Yet this suit does not fall into the classical model where competitors agree on common prices in cartel like fashion. What is at stake here is the pricing models that will be used to determine prices. Right now under the so-called “wholesale” pricing model, the retailers of eBooks set the prices however low they choose. Clearly they cannot set these prices below the cost of production that has to be paid for the eBooks they peddle. But the marginal price for the production of an additional eBook is close to zero, so the retailers know that if they pay very little under this model the publishers will have no choice but to go along with the low prices. This strategy has let Amazon.com to price eBooks at around $9.99, which is a steep discount over the hard cover version.
In dealing with these matters, Apple proposed to all publishers that they shift to an agency model, whereby the publishers set their own prices and that Apple receive a 30 percent commission for the sales over its network. This same model could be offered to Amazon, which would allow it to compete on even terms with Apple, but would raise its prices, lower its margins and reduce its profits.

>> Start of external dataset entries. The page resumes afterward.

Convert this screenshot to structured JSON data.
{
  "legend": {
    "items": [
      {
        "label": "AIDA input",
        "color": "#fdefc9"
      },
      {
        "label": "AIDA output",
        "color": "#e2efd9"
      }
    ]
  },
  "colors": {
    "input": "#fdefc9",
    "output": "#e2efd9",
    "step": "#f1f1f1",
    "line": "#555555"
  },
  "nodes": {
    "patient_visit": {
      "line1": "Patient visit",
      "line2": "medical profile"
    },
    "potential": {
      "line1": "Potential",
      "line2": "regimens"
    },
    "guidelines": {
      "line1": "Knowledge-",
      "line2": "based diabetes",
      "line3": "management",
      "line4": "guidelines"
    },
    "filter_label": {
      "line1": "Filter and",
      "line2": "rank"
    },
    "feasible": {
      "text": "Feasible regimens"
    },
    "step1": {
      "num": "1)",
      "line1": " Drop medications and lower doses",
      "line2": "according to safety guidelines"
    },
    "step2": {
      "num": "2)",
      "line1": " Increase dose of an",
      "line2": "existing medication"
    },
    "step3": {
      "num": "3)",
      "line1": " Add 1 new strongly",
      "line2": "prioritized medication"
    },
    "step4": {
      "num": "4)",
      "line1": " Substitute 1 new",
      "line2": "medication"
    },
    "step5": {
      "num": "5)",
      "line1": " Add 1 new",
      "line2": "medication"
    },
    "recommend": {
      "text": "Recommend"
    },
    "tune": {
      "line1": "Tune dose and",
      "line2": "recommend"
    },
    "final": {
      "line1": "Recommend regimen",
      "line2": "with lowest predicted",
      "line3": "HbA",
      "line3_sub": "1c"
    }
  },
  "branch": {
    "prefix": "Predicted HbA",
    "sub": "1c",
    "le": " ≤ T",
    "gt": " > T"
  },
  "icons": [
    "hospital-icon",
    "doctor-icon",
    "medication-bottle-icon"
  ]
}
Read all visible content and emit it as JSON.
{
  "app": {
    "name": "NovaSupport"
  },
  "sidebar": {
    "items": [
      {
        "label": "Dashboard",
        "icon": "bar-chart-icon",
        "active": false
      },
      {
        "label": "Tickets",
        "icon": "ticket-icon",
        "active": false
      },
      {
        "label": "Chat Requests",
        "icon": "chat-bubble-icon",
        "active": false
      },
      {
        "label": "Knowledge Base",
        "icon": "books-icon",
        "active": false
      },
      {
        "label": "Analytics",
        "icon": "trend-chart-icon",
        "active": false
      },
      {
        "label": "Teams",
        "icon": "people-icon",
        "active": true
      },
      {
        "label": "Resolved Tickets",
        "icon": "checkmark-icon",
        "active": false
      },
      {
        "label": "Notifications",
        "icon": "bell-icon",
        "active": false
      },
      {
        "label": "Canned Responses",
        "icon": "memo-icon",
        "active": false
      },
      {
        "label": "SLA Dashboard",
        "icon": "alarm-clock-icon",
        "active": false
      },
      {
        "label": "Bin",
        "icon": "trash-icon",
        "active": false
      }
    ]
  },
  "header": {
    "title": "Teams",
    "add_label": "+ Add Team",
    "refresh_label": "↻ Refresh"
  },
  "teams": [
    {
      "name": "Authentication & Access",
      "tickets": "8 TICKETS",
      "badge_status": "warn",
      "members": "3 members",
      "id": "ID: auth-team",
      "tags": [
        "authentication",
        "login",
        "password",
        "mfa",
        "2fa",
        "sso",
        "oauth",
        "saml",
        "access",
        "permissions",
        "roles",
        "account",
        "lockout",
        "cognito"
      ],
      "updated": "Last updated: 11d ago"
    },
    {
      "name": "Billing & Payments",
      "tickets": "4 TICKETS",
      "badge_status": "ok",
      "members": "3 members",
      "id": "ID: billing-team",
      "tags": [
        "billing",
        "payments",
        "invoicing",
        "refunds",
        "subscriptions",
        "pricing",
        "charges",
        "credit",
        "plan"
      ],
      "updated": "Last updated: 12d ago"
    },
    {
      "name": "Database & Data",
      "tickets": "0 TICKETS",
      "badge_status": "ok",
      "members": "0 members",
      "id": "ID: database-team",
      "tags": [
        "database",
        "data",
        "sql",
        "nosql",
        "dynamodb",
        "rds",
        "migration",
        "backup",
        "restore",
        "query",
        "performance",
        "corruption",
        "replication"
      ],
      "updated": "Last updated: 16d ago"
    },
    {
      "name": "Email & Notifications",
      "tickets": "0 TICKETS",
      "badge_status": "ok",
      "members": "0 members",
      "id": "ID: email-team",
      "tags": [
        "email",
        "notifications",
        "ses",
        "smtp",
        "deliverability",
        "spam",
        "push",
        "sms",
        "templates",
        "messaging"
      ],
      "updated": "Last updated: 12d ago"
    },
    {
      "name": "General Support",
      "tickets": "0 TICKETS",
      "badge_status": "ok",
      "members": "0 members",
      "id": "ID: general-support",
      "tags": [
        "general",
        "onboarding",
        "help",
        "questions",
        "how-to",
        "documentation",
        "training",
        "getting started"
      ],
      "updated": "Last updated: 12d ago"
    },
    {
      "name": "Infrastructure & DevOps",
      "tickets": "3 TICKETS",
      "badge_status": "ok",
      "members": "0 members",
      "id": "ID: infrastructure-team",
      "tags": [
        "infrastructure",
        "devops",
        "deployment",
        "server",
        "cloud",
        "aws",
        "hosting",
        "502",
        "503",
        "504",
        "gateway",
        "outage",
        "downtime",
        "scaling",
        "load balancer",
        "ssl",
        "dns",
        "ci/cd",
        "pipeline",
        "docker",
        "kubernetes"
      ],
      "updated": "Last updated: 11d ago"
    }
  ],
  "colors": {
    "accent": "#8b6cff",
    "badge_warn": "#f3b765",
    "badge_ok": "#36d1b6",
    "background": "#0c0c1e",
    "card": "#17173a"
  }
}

In looking at this situation, DOJ sided with Amazon and held that this form of collusion raised consumer prices and therefore caused an injury under the antitrust laws. It sounds pat but here are the difficulties.
First, there is no need for any collusion on this issue. If a single publisher had dreamed up this new scheme, it could have refused unilaterally to sell any books to Amazon or anyone else unless they bought into the model. Why is it illegal for Apple to come up with a bright idea that helps its competitive position with Amazon?
Second, it is not clear that lower prices are necessarily in the long term interests of the public at large. As with all complex transactions, lower prices spell both low costs to consumers and low royalties to authors. The lower royalties translate into lower level of production of new books, so that we do not have here the usual cartel situation where higher prices reduce output. It is plausible that the higher royalties increase the number of titles available, and by increasing competition in the new book market, prices are lowered in the long run.
Third, it is not clear why this arrangement is bad if done by all major publishers simultaneously. If it has justifications for each acting alone, those justifications remain when they act together. Under pure competition we would expect gravitation to a single new model if it proves better overall than its rival. That could be just what is happening here. The cooperative efforts speed the industry toward a more sustainable business platform.
Stated more generally, the usual cartel involves restrictions that have few if any efficiency benefits. These agency transactions have both pluses and minuses for consumers and for overall social welfare. It is a good rule of thumb to hold back from public enforcement when the relative balance is unclear. But note that in the current political climate, that presumption is likely to be reversed by populist forces. Big is bad. It will take some time to hear the whole story, but the betting here is that this law suit is a mistake.